The university’s Equitable Teaching Conference, hosted by the University’s Center for Teaching and Learning included a session titled “Anti-racist pedagogy and decolonizing the classroom,” taught by Dr. Becca Ciancanelli. One of the slides reportedly warned against “perfectionism,” “sense of urgency,” “quantity over quality,” and “individualism” as “Cultural norms of White Supremacy.”

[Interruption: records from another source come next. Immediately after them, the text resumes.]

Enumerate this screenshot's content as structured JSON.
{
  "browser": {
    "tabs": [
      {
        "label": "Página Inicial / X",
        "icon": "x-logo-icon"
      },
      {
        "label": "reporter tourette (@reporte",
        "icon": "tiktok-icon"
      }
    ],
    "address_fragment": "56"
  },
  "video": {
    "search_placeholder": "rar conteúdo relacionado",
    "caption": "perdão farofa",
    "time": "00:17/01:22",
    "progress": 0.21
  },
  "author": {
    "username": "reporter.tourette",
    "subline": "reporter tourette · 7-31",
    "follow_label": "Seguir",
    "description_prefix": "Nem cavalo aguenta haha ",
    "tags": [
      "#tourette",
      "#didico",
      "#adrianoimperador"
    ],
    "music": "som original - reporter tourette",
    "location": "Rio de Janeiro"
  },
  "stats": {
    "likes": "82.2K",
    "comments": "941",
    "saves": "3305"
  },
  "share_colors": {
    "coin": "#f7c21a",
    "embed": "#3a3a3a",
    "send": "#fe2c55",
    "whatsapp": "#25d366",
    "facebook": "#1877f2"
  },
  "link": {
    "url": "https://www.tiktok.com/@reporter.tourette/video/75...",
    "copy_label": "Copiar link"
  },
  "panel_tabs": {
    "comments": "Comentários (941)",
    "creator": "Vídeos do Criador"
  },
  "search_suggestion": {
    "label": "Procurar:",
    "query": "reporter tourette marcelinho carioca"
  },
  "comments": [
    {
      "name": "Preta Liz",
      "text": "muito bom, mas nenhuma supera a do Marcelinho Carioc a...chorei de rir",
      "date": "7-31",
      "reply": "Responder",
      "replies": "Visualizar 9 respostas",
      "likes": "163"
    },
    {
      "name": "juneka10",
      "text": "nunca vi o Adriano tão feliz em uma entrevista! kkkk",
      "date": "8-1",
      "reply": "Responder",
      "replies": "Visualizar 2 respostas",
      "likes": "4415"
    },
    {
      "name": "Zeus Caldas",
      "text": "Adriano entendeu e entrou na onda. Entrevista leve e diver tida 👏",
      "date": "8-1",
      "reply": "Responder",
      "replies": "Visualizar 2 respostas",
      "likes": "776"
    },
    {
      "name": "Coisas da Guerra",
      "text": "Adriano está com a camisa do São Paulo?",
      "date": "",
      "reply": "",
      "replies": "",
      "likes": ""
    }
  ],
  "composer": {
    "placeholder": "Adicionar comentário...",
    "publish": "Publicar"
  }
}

Individualism is not a new matter of debate. When I discuss different legal theories in my class (including feminism, Critical Legal Studies (CLS), and Critical Race Theory (CRT)), a common point of criticism of these scholars is the elevation of the individual over the collective. It can also be part of a dichotomy of rights versus responsibilities in the law. However, these are writings that address the focus or purpose of legal rules or structures in society. The presentation at Boulder suggests that faculty and students should avoid individualism as a trapping of white supremacy in their own lives.